- My essay on the Belgian political impasse from a literary viewpoint, “The Year of Living Mildly,” is now live at the Fall 2011 issue of The Quarterly Conversation. Here’s a quote: “I can’t say that after a year I know to define Belgitude, but like Justice Potter Stewart and pornography, I know it when I see it.”
- The essay accompanies my translation, also at QC, of Yves Wellens’ story “In Tempore Semper Suspecto,” a bit of canny speculation first published in 2007 that only seemed all the more prescient when the government stalemate in Belgium began in April 2010. Here’s a quote: “An emergency session of Parliament was called on the evidence of unverifiable rumors and unfounded assertions.”

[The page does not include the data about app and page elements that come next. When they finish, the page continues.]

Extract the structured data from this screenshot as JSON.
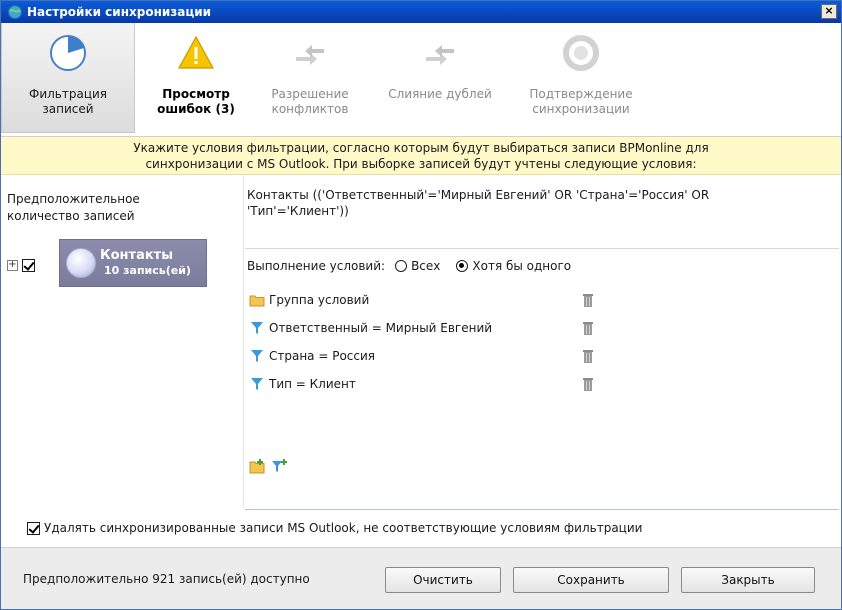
{
  "window": {
    "title": "Настройки синхронизации",
    "close_label": "×"
  },
  "toolbar": {
    "items": [
      {
        "line1": "Фильтрация",
        "line2": "записей"
      },
      {
        "line1": "Просмотр",
        "line2": "ошибок (3)"
      },
      {
        "line1": "Разрешение",
        "line2": "конфликтов"
      },
      {
        "line1": "Слияние дублей",
        "line2": ""
      },
      {
        "line1": "Подтверждение",
        "line2": "синхронизации"
      }
    ]
  },
  "banner": {
    "line1": "Укажите условия фильтрации, согласно которым будут выбираться записи BPMonline для",
    "line2": "синхронизации с MS Outlook. При выборке записей будут учтены следующие условия:"
  },
  "left": {
    "label_line1": "Предположительное",
    "label_line2": "количество записей",
    "node_name": "Контакты",
    "node_count": "10 запись(ей)"
  },
  "filter": {
    "expression_line1": "Контакты (('Ответственный'='Мирный Евгений' OR 'Страна'='Россия' OR",
    "expression_line2": "'Тип'='Клиент'))",
    "conditions_label": "Выполнение условий:",
    "option_all": "Всех",
    "option_any": "Хотя бы одного",
    "items": [
      {
        "label": "Группа условий",
        "icon": "folder-icon"
      },
      {
        "label": "Ответственный = Мирный Евгений",
        "icon": "filter-icon"
      },
      {
        "label": "Страна = Россия",
        "icon": "filter-icon"
      },
      {
        "label": "Тип = Клиент",
        "icon": "filter-icon"
      }
    ]
  },
  "delete_option": {
    "label": "Удалять синхронизированные записи MS Outlook, не соответствующие условиям фильтрации"
  },
  "footer": {
    "status": "Предположительно 921 запись(ей) доступно",
    "clear": "Очистить",
    "save": "Сохранить",
    "close": "Закрыть"
  },
  "colors": {
    "title_bar": "#0839a6",
    "banner": "#fff9c8",
    "node": "#7b7c9c",
    "filter_icon": "#3a9ad9"
  }
}
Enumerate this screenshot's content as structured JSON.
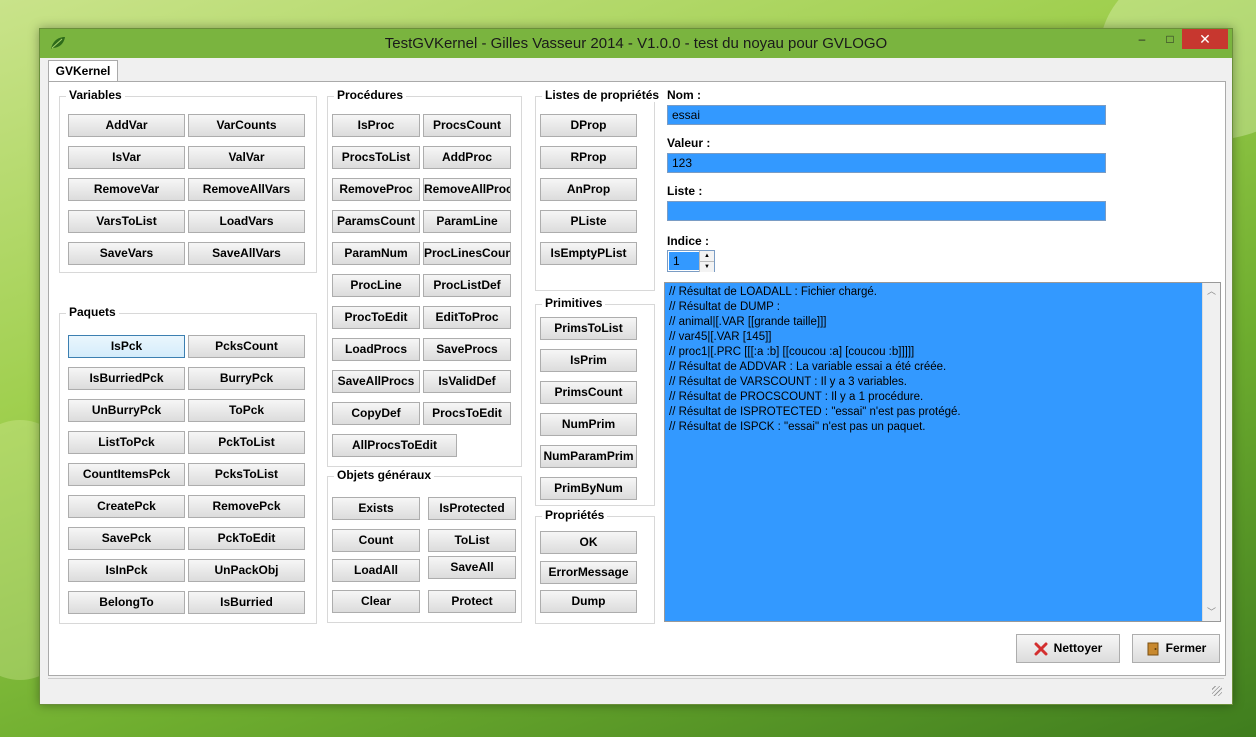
{
  "window": {
    "title": "TestGVKernel - Gilles Vasseur 2014 -  V1.0.0 - test du noyau pour GVLOGO",
    "minimize": "–",
    "maximize": "□",
    "close": "✕"
  },
  "tab": {
    "label": "GVKernel"
  },
  "variables": {
    "title": "Variables",
    "buttons": [
      "AddVar",
      "VarCounts",
      "IsVar",
      "ValVar",
      "RemoveVar",
      "RemoveAllVars",
      "VarsToList",
      "LoadVars",
      "SaveVars",
      "SaveAllVars"
    ]
  },
  "paquets": {
    "title": "Paquets",
    "buttons": [
      "IsPck",
      "PcksCount",
      "IsBurriedPck",
      "BurryPck",
      "UnBurryPck",
      "ToPck",
      "ListToPck",
      "PckToList",
      "CountItemsPck",
      "PcksToList",
      "CreatePck",
      "RemovePck",
      "SavePck",
      "PckToEdit",
      "IsInPck",
      "UnPackObj",
      "BelongTo",
      "IsBurried"
    ]
  },
  "procedures": {
    "title": "Procédures",
    "buttons": [
      "IsProc",
      "ProcsCount",
      "ProcsToList",
      "AddProc",
      "RemoveProc",
      "RemoveAllProcs",
      "ParamsCount",
      "ParamLine",
      "ParamNum",
      "ProcLinesCount",
      "ProcLine",
      "ProcListDef",
      "ProcToEdit",
      "EditToProc",
      "LoadProcs",
      "SaveProcs",
      "SaveAllProcs",
      "IsValidDef",
      "CopyDef",
      "ProcsToEdit",
      "AllProcsToEdit"
    ]
  },
  "objets": {
    "title": "Objets généraux",
    "buttons": [
      "Exists",
      "IsProtected",
      "Count",
      "ToList",
      "LoadAll",
      "SaveAll",
      "Clear",
      "Protect"
    ]
  },
  "listes": {
    "title": "Listes de propriétés",
    "buttons": [
      "DProp",
      "RProp",
      "AnProp",
      "PListe",
      "IsEmptyPList"
    ]
  },
  "primitives": {
    "title": "Primitives",
    "buttons": [
      "PrimsToList",
      "IsPrim",
      "PrimsCount",
      "NumPrim",
      "NumParamPrim",
      "PrimByNum"
    ]
  },
  "proprietes": {
    "title": "Propriétés",
    "buttons": [
      "OK",
      "ErrorMessage",
      "Dump"
    ]
  },
  "form": {
    "nom_label": "Nom :",
    "nom_value": "essai",
    "valeur_label": "Valeur :",
    "valeur_value": "123",
    "liste_label": "Liste :",
    "liste_value": "",
    "indice_label": "Indice :",
    "indice_value": "1"
  },
  "memo": {
    "lines": [
      "// Résultat de LOADALL : Fichier chargé.",
      "// Résultat de DUMP :",
      "// animal|[.VAR [[grande taille]]]",
      "// var45|[.VAR [145]]",
      "// proc1|[.PRC [[[:a :b] [[coucou :a] [coucou :b]]]]]",
      "// Résultat de ADDVAR : La variable essai a été créée.",
      "// Résultat de VARSCOUNT : Il y a 3 variables.",
      "// Résultat de PROCSCOUNT : Il y a 1 procédure.",
      "// Résultat de ISPROTECTED : \"essai\" n'est pas protégé.",
      "// Résultat de ISPCK : \"essai\" n'est pas un paquet."
    ]
  },
  "actions": {
    "nettoyer": "Nettoyer",
    "fermer": "Fermer"
  },
  "colors": {
    "accent": "#3399ff",
    "titlebar": "#7ab43f",
    "close": "#c7372f"
  }
}
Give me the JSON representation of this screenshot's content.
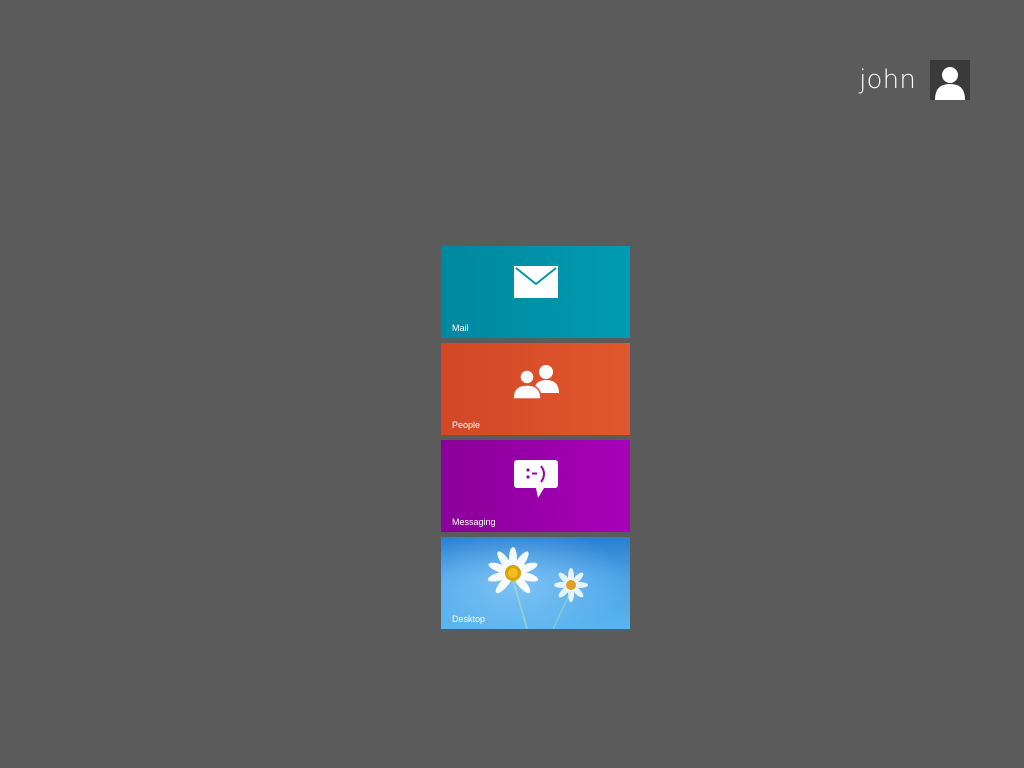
{
  "user": {
    "name": "john",
    "avatar_icon": "user-silhouette-icon"
  },
  "tiles": [
    {
      "label": "Mail",
      "icon": "mail-envelope-icon",
      "color": "#0094a8"
    },
    {
      "label": "People",
      "icon": "people-icon",
      "color": "#d9502a"
    },
    {
      "label": "Messaging",
      "icon": "chat-bubble-icon",
      "color": "#9900a8"
    },
    {
      "label": "Desktop",
      "icon": "desktop-wallpaper",
      "color": "#3b93dc"
    }
  ],
  "colors": {
    "background": "#5b5b5b",
    "text": "#ffffff"
  }
}
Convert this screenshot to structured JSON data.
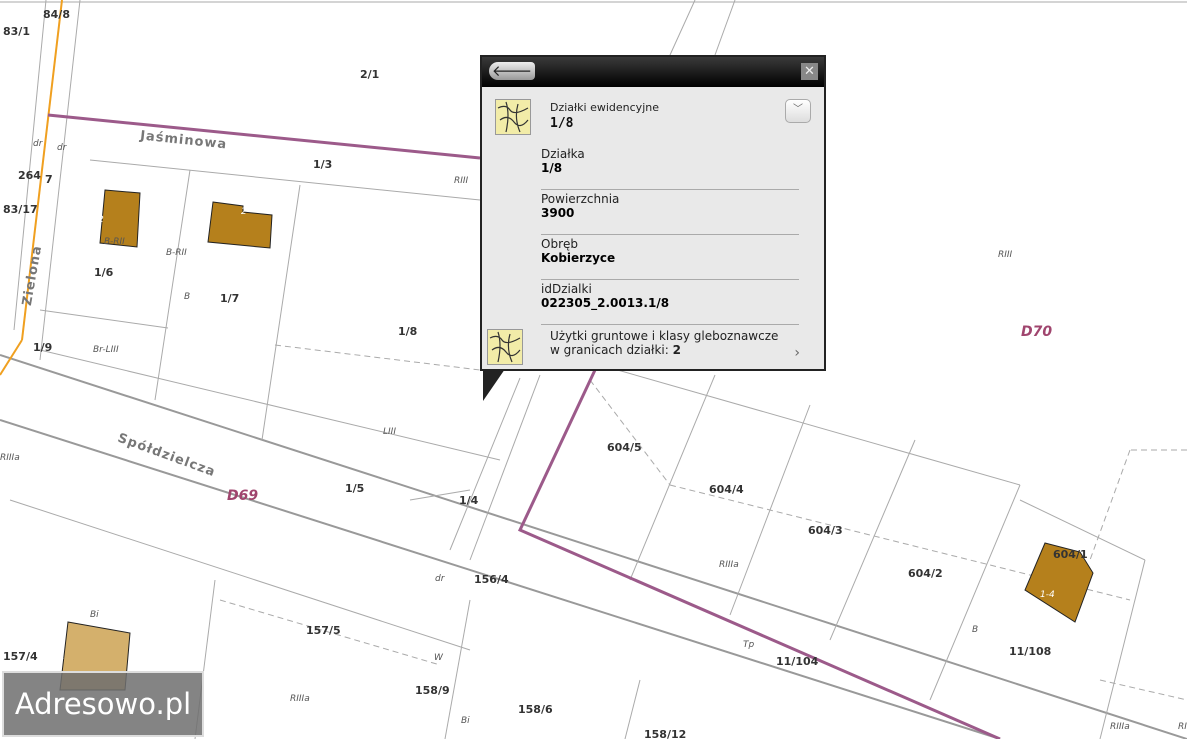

- Thierry Horguelin takes time on his blog Locus Solus to plug the latest issue of Birkensnake, featuring selections from his chapbook The Night Voyager, and offer an exceedingly kind and uncalled-for thanks to his translator (me). Here’s a quote: “J’ai toujours pensé que le plus beau cadeau, pour un écrivain, consistait à être traduit dans une langue qu’il connaît, de manière à pouvoir enfin se lire comme un autre.” Horguelin’s Quebec-based publisher L’Oie de Cravan also gives the issue a nice nod on their blog (scroll down to the paragraph under “En tête”).
- Nicole Taylor’s eerie and delicate short-short of Pandora and postapocalypse, “Last Boots on the Ground,” is live along with the Summer 2011 issue of The Puritan. Here’s a quote: “Yesterday, I opened The Little Prince and it fell to pieces in my hands.”